Toyota Goes Green: Using Heat and CO2 Waste to Grow Strawberries and Tomatoes
As the automotive industry shifts towards producing electric vehicles to reduce greenhouse gas emissions, automakers are also implementing additional initiatives to minimize their environmental footprint. Apart from utilizing renewable energy sources and incorporating recycled materials into their cars, some factories have taken a unique approach by utilizing excess heat and CO2 waste to grow crops. Toyota, a leading automaker, is at the forefront of this green revolution.
Recognizing the adverse environmental impacts of excessive heat and CO2 emissions, Toyota has ventured into the realm of agriculture. In collaboration with farmers, the company has established experimental greenhouses within two of its factories – the Kamigo Plant and the Myochi Plant. The Kamigo Plant, where Toyota manufactures engines for the Toyota Crown and other Lexus models, now houses a greenhouse specially designed for cultivating strawberries. At the Myochi Plant, the automaker focuses on growing cherry tomatoes.
To maximize efficiency in these greenhouses, Toyota has implemented a unique design feature – planters on sliders. This innovative system allows for 1.5 times the yield of a similarly sized open field, minimizing wasted space that would have been occupied by unused rows between the planters. The planters can be effortlessly adjusted, creating aisles as required and optimizing the available space for cultivation.
It is essential to note that Toyota’s foray into agriculture doesn’t aim to compete with professional farmers. Rather, the strawberries and cherry tomatoes grown in its factories are provided for free in its cafeterias. Toyota intends to leverage its expertise to develop efficient agricultural systems and support farmers in their endeavor to yield better results.
In its commitment to sustainability, Toyota has taken an intriguing approach to light up its crops. The automaker utilizes pink LEDs to illuminate the greenhouses. By removing the green hue from the light spectrum, Toyota has created a distinct color that doesn’t hinder the photosynthesis process. This innovative lighting choice highlights Toyota’s dedication to exploring unconventional solutions to environmental challenges.
Toyota is not the only automaker actively seeking ways to reduce emissions and adopt eco-friendly practices. Stellantis, another prominent player in the automotive industry, recently announced a partnership with Vulcan Energy Resources to explore the use of geothermal energy at one of its factories. Aston Martin has also made significant strides towards carbon-neutral manufacturing, achieving this feat in two of its facilities. Furthermore, the company plans to attain net-zero manufacturing operations by the end of the decade, underscoring its commitment to sustainability.
Automakers, in their pursuit of greener practices, are increasingly exploring opportunities beyond vehicle production. By delving into agricultural initiatives and repurposing waste into valuable resources, they are making remarkable strides towards a more sustainable and eco-conscious future. This commitment also extends to incorporating more recycled materials into their vehicles, such as fishing nets and other plastics, which further demonstrates their dedication to environmental responsibility.

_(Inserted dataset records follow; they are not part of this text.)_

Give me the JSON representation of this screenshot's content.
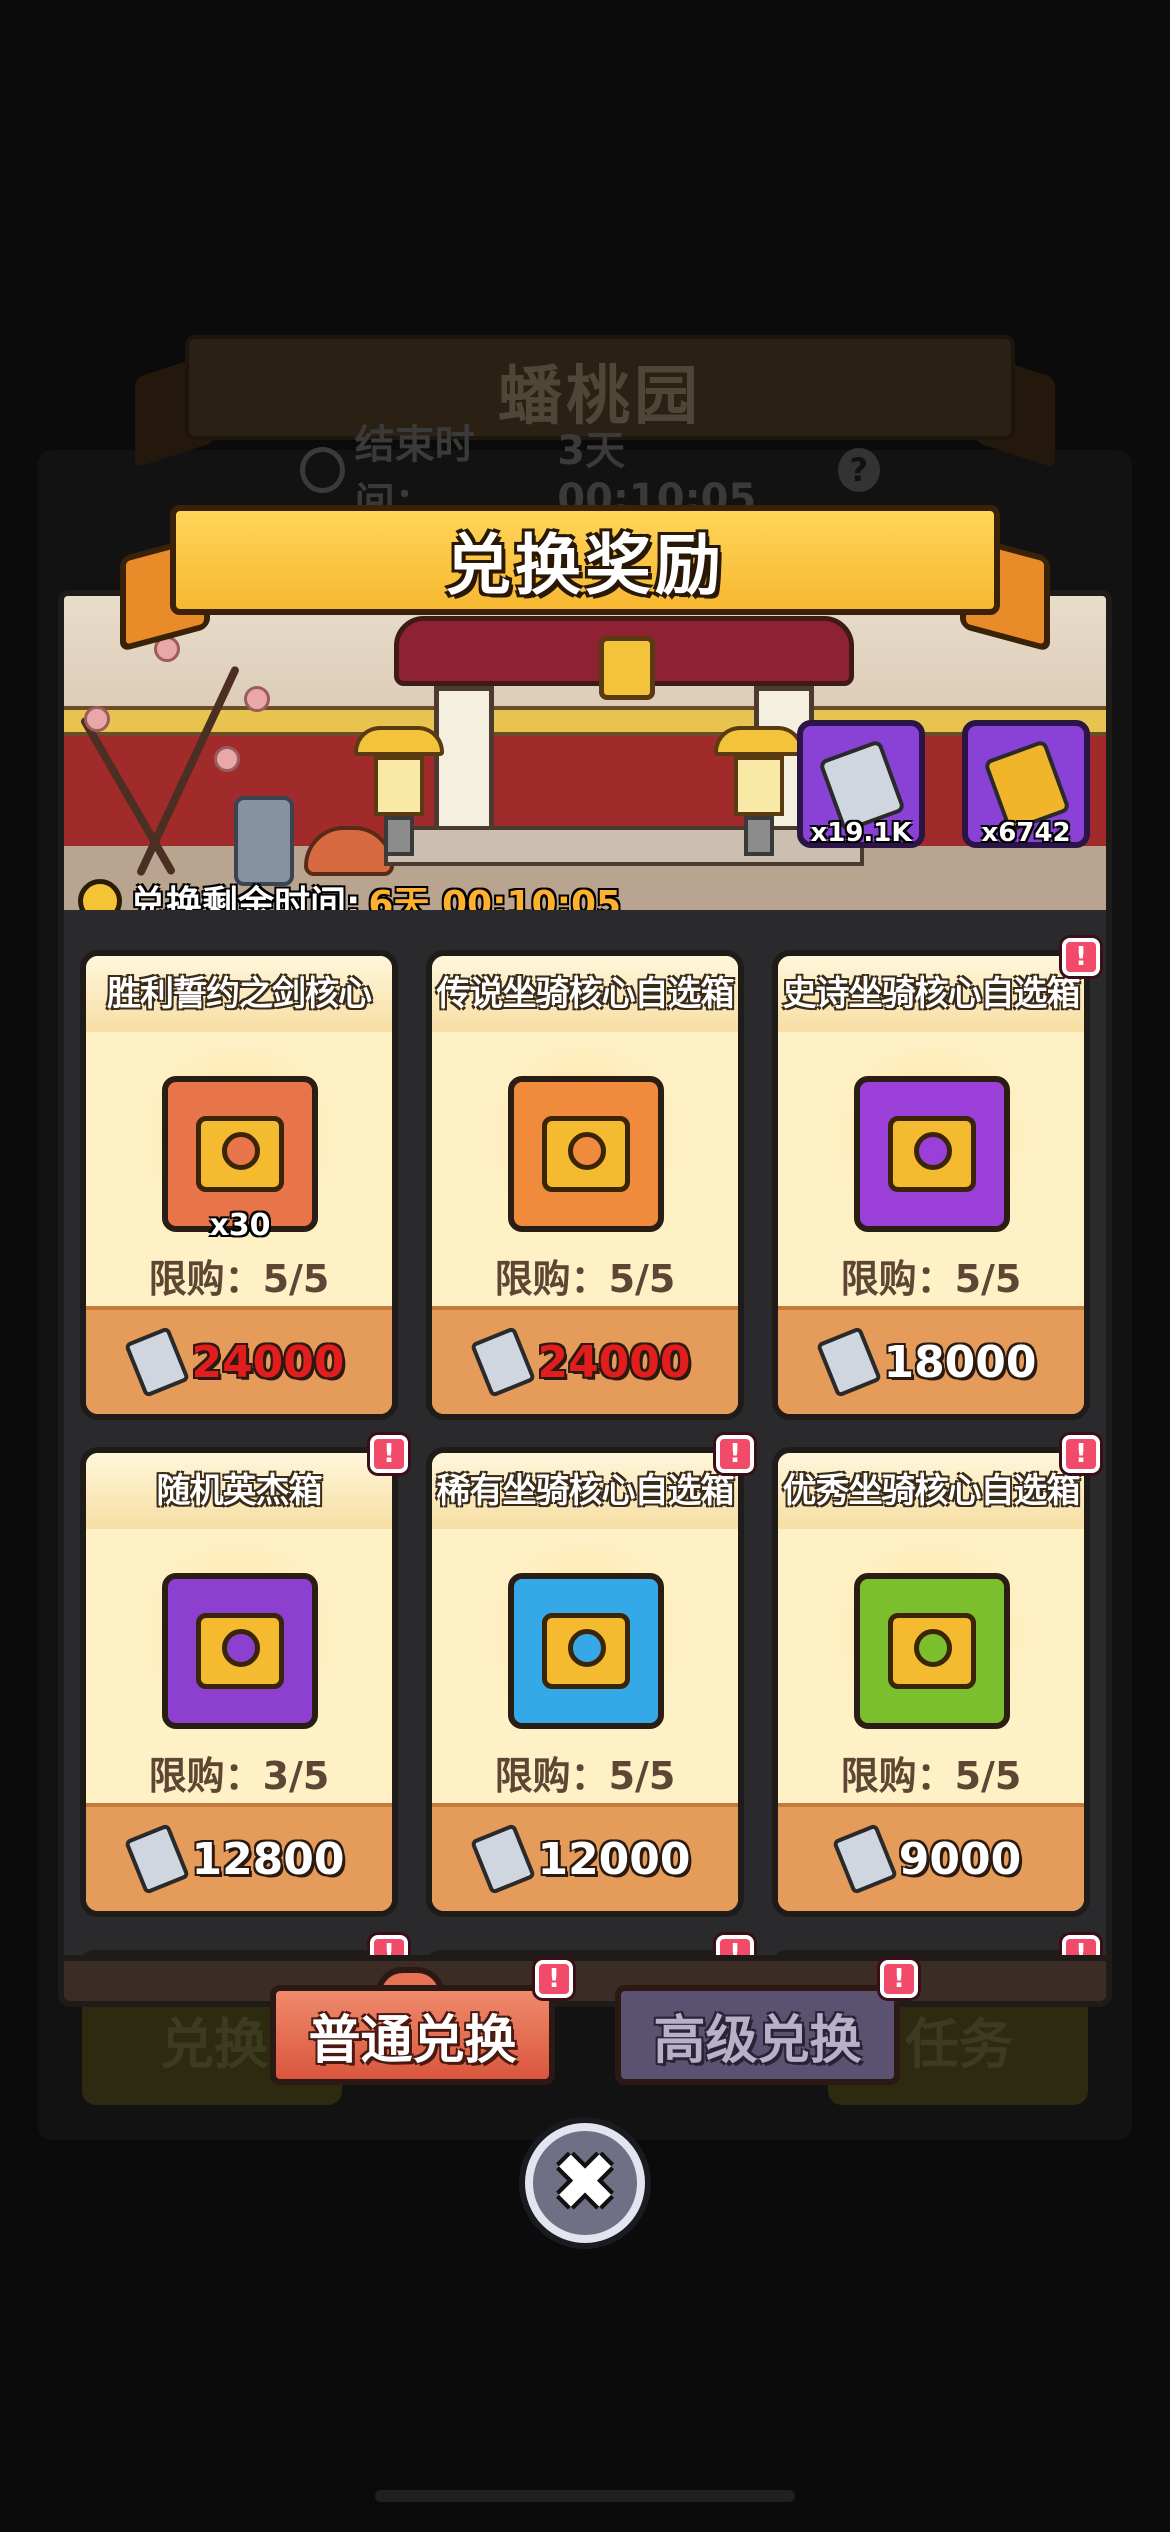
{
  "background": {
    "banner_title": "蟠桃园",
    "timer_label": "结束时间：",
    "timer_value": "3天 00:10:05",
    "help_icon": "?",
    "tab_left": "兑换",
    "tab_right": "任务"
  },
  "modal": {
    "title": "兑换奖励",
    "remaining_label": "兑换剩余时间:",
    "remaining_value": "6天 00:10:05"
  },
  "currencies": [
    {
      "icon": "silver-ticket-icon",
      "amount": "x19.1K",
      "color": "#cfd6df"
    },
    {
      "icon": "gold-ticket-icon",
      "amount": "x6742",
      "color": "#f0b52a"
    }
  ],
  "items": [
    {
      "name": "胜利誓约之剑核心",
      "qty": "x30",
      "limit": "限购：5/5",
      "price": "24000",
      "price_color": "red",
      "icon": "sword-core-icon",
      "icon_color": "#e8744a",
      "alert": false
    },
    {
      "name": "传说坐骑核心自选箱",
      "qty": "",
      "limit": "限购：5/5",
      "price": "24000",
      "price_color": "red",
      "icon": "legendary-chest-icon",
      "icon_color": "#f08a3c",
      "alert": false
    },
    {
      "name": "史诗坐骑核心自选箱",
      "qty": "",
      "limit": "限购：5/5",
      "price": "18000",
      "price_color": "white",
      "icon": "epic-chest-icon",
      "icon_color": "#9a3fd8",
      "alert": true
    },
    {
      "name": "随机英杰箱",
      "qty": "",
      "limit": "限购：3/5",
      "price": "12800",
      "price_color": "white",
      "icon": "random-hero-chest-icon",
      "icon_color": "#8d3fd0",
      "alert": true
    },
    {
      "name": "稀有坐骑核心自选箱",
      "qty": "",
      "limit": "限购：5/5",
      "price": "12000",
      "price_color": "white",
      "icon": "rare-chest-icon",
      "icon_color": "#35a8e8",
      "alert": true
    },
    {
      "name": "优秀坐骑核心自选箱",
      "qty": "",
      "limit": "限购：5/5",
      "price": "9000",
      "price_color": "white",
      "icon": "excellent-chest-icon",
      "icon_color": "#7cbf2e",
      "alert": true
    }
  ],
  "tabs": {
    "normal": "普通兑换",
    "advanced": "高级兑换"
  },
  "alert_symbol": "!",
  "close_symbol": "✖"
}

In conclusion, Toyota’s endeavors to reduce greenhouse gas emissions go beyond manufacturing electric vehicles. By repurposing excess heat and CO2 waste to grow strawberries and cherry tomatoes, the automaker exemplifies its commitment to environmental sustainability. Through innovative design features and unique farming techniques, Toyota maximizes crop yield while minimizing wasted space. As other automakers follow suit with their own initiatives, the industry is propelling towards a greener future, where waste is transformed into invaluable resources.